Tina B. Tessina, PhD
Re: Less Talk, More Action (See this past article at http://www.tinatessina.com/monthly_column.html )
Thanks Tina, I needed this. Love John
Iím glad it was helpful, John. Thanks for letting me know.
I needed this advice badly when I was 17 but had to learn the hard way. I am sure I would not have listened anyway. Way too hard headed. Fortune just smiled on me when Gary came into my life! Love, Marion
Thanks for this, Marion -- I know we are the lucky ones -- just trying to forestall someone else's pain, if I can.
In terms of this topic - there are "haters" everywhere. It is much easier to be yourself then to pretend to be something or be an ideal of what you think others expect you to be like around you. Marc
Thank you, Marc: I agree that there are "haters" everywhere, and that it's important not to let hate be the most powerful thing. thanks for writing,
Tina, Great advice, so how come I didn't know you 30-40 years ago ?? ha ha !!
Sorry Iím late, Becky -- maybe I can help some young women.. Thanks for writing.
Dear Dr. Romance, First, I'd like to say I love reading your articles. I read them through Divine Caroline, and I always look forward to the new ones. Jocelia

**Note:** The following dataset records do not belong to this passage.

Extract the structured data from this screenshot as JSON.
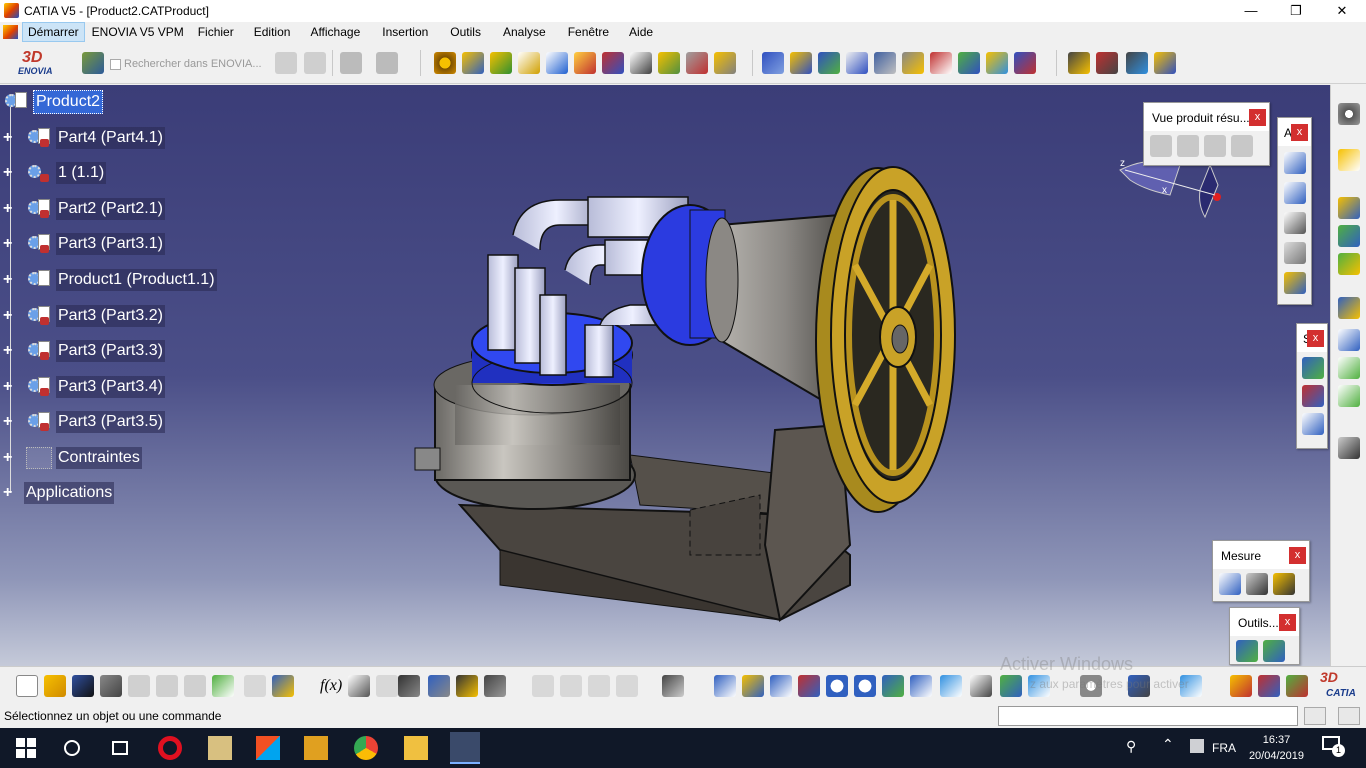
{
  "window": {
    "title": "CATIA V5 - [Product2.CATProduct]"
  },
  "menubar": {
    "items": [
      "Démarrer",
      "ENOVIA V5 VPM",
      "Fichier",
      "Edition",
      "Affichage",
      "Insertion",
      "Outils",
      "Analyse",
      "Fenêtre",
      "Aide"
    ]
  },
  "toolbar": {
    "brand": "ENOVIA",
    "search_label": "Rechercher dans ENOVIA..."
  },
  "tree": {
    "root": "Product2",
    "nodes": [
      "Part4 (Part4.1)",
      "1 (1.1)",
      "Part2 (Part2.1)",
      "Part3 (Part3.1)",
      "Product1 (Product1.1)",
      "Part3 (Part3.2)",
      "Part3 (Part3.3)",
      "Part3 (Part3.4)",
      "Part3 (Part3.5)",
      "Contraintes",
      "Applications"
    ]
  },
  "compass": {
    "z": "z",
    "x": "x"
  },
  "panels": {
    "vue": {
      "title": "Vue produit résu...",
      "close": "x"
    },
    "a": {
      "title": "A",
      "close": "x"
    },
    "s": {
      "title": "S",
      "close": "x"
    },
    "mesure": {
      "title": "Mesure",
      "close": "x"
    },
    "outils": {
      "title": "Outils...",
      "close": "x"
    }
  },
  "status": {
    "message": "Sélectionnez un objet ou une commande"
  },
  "watermark": {
    "line1": "Activer Windows",
    "line2": "z aux paramètres pour activer"
  },
  "bottombar": {
    "fx": "f(x)"
  },
  "brand_bottom": "CATIA",
  "taskbar": {
    "lang": "FRA",
    "time": "16:37",
    "date": "20/04/2019",
    "notif_count": "1"
  },
  "colors": {
    "viewport_top": "#3b3d78",
    "selection": "#3468d6",
    "close_button": "#d32f2f",
    "flywheel": "#c9a227",
    "cylinder_blue": "#2b3be0"
  }
}
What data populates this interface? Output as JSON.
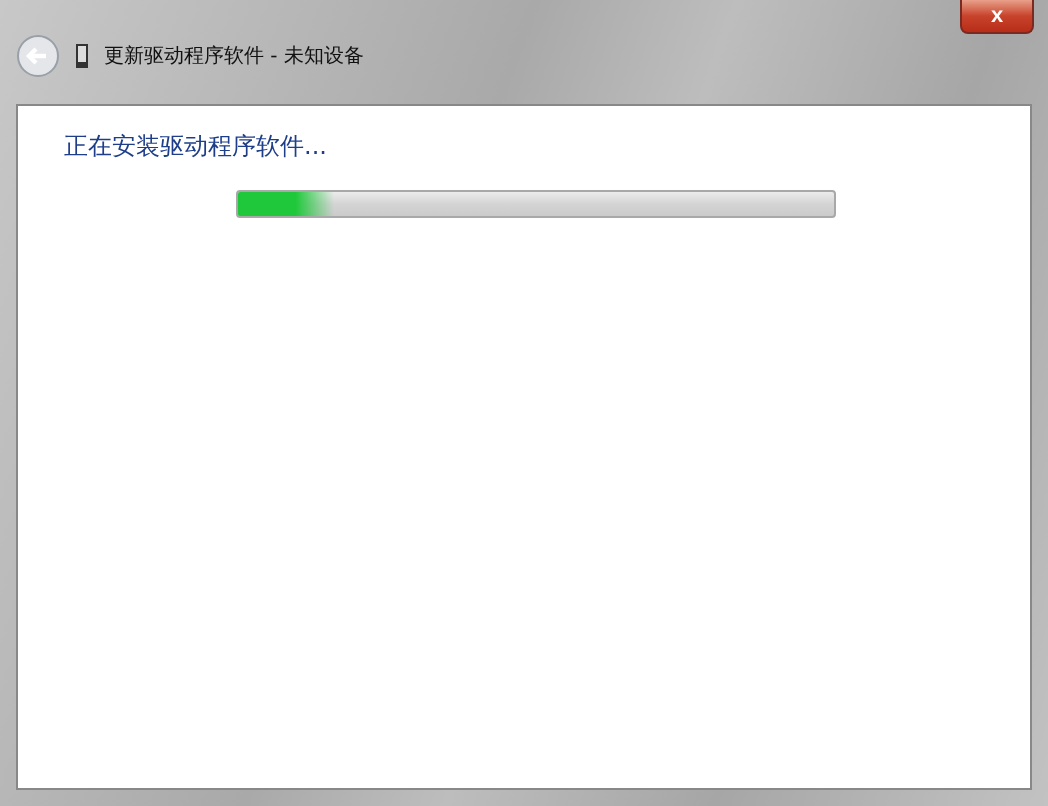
{
  "window": {
    "title": "更新驱动程序软件 - 未知设备",
    "close": "x"
  },
  "content": {
    "heading": "正在安装驱动程序软件...",
    "progress": {
      "level": 0.16
    }
  }
}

Thanks for telling me, Jocelia. Iím so glad theyíre helpful.